In this episode, we explore the connections between possessions and power – especially political power. No Medieval king exemplified that connection better than Henry I of England. Henry valued his possessions, and he made sure to collect every penny that was owed to him. And speaking of possessions, this was also a period during which the English language was starting to change the way it indicated possession. We explore these linguistic developments by examining the language of the Peterborough Chronicle.

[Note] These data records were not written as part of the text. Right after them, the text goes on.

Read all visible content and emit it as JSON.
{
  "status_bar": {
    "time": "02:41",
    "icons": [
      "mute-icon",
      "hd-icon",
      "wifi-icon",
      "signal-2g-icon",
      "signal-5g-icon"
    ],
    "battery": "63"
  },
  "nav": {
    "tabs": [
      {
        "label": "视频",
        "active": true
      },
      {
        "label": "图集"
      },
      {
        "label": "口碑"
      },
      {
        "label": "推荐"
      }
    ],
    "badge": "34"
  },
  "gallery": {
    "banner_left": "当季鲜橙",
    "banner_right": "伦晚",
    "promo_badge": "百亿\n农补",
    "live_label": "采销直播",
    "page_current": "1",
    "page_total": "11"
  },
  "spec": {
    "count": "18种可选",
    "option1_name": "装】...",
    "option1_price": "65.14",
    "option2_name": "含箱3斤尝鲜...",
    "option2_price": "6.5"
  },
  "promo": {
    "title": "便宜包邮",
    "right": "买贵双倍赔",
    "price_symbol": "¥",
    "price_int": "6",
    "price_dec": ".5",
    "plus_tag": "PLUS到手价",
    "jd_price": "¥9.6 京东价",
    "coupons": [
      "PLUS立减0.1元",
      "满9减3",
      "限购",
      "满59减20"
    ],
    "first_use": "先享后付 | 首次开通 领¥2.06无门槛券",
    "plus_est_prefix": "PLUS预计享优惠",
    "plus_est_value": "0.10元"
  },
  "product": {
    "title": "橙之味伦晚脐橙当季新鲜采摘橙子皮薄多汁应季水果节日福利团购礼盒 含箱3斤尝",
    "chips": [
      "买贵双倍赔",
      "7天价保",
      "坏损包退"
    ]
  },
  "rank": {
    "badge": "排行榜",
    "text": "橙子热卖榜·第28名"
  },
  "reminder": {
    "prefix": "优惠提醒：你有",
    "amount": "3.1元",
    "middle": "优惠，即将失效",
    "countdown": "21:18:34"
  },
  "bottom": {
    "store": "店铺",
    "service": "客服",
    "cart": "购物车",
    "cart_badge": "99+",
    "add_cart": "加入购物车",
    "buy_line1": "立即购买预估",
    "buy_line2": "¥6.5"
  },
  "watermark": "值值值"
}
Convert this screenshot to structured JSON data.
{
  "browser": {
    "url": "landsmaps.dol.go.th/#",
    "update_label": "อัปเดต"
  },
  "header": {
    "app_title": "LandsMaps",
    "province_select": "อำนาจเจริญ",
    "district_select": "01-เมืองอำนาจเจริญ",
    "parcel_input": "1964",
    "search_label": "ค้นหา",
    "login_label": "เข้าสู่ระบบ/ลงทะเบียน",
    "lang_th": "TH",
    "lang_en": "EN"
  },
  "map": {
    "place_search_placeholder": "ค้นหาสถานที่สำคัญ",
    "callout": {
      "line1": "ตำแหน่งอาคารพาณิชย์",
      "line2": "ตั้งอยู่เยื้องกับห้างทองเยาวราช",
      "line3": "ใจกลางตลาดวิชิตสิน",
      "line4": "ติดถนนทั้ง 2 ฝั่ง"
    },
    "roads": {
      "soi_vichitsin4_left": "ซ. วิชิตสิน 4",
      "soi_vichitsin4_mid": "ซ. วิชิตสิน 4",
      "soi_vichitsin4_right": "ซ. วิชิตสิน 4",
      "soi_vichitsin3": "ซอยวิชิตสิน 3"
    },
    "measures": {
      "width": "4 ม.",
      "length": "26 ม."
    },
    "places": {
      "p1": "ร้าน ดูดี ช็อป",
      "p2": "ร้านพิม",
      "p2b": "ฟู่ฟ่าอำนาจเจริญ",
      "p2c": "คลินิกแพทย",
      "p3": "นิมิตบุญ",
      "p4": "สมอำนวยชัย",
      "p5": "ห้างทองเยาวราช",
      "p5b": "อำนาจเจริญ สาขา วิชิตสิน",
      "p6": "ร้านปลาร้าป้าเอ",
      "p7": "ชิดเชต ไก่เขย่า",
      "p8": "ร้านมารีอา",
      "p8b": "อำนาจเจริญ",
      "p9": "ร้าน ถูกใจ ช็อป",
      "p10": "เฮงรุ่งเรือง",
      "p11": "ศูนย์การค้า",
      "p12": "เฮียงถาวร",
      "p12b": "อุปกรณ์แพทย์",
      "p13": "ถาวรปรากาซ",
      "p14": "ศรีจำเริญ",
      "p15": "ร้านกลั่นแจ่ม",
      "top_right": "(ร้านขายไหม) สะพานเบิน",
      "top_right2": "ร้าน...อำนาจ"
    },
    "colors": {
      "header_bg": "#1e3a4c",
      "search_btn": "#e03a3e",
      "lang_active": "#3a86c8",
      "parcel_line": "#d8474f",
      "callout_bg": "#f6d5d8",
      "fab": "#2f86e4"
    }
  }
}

The early part of the 12th century represented the darkest days of the English language. English writing had almost disappeared, and spoken English was divided among a variety of regional dialects that were often incomprehensible to speakers in other parts of the country. For most prominent people in England, both Latin and French were considered to be far superior languages. English was mocked and ridiculed. This view even extended to Anglo-Saxon names which started to disappear during this period. The English language that everyone knew was dying out. In parts of the country, it was already dead. In its wake, a new English was emerging, but that new language had not yet been revealed in writing.